However, the double teams that last year went towards Chris Bosh, are most likely shifted in Bargnani’s direction, and no longer will he be benefiting from the open looks that CB4 provided. Moreover, as the go to scorer Bargnani is going to be forced into more isolation scoring situations and frankly his face up/pull up game is not currently up to level it needs to be. The Raptors better hope that Bargnani has once again made some significant leaps in his game this off-season in order for them to stay competitive.
The Toronto Raptors are not only facing problems in the star department. There have been many issues that Bryan Colangelo has done a poor job of addressing throughout his tenure as General Manger.
Calderon has failed to live up to the high expectations of his lucrative contract that he signed in 2008. His gradually declining play caused by injuries and god knows what else saw the number one job to go to Jarrett Jack last year. The trouble is, despite Jack’s surprisingly impressive play last season, it is apparent that he is not part of the upper echelon point guards in the NBA. Jack was brought in by Colangelo to play backup to Jose Calderon, but it all it looks like is two solid backups posing as starting point guards for the Raptors. Also, I cannot fail to mention that yet again, Jose injured his left hamstring at the World Championships this offseason, although he is supposed to be 100% now.
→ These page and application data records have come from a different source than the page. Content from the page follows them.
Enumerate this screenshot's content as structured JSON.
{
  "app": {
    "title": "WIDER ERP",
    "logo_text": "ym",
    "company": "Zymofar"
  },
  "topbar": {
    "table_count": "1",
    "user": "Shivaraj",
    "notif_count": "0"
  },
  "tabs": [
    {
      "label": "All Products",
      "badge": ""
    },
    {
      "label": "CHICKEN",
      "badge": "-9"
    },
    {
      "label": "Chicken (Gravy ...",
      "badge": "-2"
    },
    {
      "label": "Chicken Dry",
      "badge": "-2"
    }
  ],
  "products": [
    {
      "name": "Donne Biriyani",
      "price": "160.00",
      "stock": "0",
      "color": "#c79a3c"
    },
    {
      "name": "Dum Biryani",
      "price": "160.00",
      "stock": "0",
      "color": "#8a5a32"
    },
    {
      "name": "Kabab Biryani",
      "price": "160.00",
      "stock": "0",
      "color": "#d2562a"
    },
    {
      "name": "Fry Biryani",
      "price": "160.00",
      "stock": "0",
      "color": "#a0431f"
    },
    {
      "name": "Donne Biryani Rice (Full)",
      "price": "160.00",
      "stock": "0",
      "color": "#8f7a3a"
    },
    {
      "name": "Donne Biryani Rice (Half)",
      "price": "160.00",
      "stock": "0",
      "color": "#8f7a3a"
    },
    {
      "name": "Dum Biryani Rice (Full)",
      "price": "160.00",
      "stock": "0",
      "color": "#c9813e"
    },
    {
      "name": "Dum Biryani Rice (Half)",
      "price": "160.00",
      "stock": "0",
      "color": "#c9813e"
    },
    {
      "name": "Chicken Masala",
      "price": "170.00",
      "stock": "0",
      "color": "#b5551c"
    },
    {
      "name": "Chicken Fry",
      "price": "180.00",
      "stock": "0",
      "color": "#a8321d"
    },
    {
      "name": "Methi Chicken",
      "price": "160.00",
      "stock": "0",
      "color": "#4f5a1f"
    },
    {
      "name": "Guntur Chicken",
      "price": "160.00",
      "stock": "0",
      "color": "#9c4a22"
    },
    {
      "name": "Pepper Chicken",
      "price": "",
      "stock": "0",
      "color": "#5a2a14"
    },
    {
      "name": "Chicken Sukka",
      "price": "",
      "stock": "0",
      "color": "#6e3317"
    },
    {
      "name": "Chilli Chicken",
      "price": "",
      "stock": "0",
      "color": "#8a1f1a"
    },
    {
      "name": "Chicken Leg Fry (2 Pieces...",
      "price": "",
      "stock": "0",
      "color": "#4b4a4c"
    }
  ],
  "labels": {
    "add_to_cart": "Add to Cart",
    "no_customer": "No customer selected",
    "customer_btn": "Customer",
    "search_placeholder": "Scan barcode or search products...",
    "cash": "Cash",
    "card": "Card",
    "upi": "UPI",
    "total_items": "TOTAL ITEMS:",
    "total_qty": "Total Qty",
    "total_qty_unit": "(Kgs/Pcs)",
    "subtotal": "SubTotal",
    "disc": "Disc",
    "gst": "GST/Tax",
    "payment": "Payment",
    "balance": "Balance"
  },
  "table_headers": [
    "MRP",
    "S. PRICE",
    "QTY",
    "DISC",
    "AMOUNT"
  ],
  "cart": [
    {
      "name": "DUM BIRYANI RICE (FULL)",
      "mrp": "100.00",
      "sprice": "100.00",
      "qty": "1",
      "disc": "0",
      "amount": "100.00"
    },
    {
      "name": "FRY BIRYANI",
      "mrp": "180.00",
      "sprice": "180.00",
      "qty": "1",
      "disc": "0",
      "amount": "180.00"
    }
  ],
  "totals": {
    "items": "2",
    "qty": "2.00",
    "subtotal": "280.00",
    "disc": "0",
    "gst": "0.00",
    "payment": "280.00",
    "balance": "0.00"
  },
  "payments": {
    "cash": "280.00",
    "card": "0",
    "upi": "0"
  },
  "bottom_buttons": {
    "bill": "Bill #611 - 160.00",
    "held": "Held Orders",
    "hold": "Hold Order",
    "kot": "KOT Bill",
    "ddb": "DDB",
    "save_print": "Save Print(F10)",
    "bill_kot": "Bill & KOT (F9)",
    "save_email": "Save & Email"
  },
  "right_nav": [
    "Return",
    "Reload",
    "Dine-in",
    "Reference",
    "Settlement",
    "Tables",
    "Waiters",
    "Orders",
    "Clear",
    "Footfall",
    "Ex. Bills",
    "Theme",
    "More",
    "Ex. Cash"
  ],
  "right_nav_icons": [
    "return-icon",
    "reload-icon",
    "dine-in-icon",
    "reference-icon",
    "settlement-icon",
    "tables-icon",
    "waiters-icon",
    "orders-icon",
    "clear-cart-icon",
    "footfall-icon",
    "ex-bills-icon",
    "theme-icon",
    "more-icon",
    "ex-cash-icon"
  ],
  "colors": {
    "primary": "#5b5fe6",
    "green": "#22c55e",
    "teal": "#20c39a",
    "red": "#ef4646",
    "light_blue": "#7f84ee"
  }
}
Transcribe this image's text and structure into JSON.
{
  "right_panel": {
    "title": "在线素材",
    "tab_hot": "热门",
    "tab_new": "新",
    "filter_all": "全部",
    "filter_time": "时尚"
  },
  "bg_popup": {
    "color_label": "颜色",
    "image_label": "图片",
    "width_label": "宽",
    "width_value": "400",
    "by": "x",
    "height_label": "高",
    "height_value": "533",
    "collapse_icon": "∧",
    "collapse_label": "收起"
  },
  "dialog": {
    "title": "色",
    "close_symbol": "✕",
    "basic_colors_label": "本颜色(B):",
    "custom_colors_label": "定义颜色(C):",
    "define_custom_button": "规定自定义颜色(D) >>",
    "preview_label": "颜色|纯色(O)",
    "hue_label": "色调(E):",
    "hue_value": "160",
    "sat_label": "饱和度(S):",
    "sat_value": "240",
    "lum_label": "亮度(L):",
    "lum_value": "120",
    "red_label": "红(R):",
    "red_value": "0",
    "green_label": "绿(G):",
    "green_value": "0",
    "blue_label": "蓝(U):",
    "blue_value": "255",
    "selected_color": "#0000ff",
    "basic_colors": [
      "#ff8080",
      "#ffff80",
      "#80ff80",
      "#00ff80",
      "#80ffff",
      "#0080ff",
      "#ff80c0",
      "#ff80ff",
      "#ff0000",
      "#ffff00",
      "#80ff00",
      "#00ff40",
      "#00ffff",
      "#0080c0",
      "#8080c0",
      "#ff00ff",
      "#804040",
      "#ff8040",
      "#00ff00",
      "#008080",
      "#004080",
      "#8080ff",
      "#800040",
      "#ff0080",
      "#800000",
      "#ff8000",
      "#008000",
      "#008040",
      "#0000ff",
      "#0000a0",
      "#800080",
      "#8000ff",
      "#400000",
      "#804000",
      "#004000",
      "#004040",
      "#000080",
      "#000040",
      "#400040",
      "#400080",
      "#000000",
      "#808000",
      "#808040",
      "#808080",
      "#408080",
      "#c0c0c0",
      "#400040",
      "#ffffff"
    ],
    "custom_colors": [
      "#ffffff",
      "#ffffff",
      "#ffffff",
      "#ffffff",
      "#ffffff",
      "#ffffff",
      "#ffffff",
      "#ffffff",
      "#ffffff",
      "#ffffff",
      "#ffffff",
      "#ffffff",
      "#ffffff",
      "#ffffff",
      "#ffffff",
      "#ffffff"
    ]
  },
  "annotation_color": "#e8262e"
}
The major determinant of a good year for Evans revolves around shooting: is his PPS above or below average? Is his free throw shooting disgustingly terrible or merely atrocious? When Evans shoots well from the field, he posts star and superstar calibre WP48s. If he makes free-throws above the break-even point (47%), that’s helpful as well. But both of these things have only happened about 50% of the time in the past four years.
Interestingly, Evans hasn’t really shown any signs of age-related decline so far. Sure, his WP48 has declined as he’s approached 30, but his rebounding, steals, and other athletic indicators haven’t changed significantly. No, it appears that Evans’ decline is related to his shooting. That being the case, I can’t imagine that his WP48 will be any worse than last year’s 0.129, and in fact, he may improve on that mark. The biggest problem is that he’s not likely to get many minutes. He’s also in the last year of his contract and may be traded – if he manages to find himself on a team that actually plays him, he’ll get a chance to produce some wins.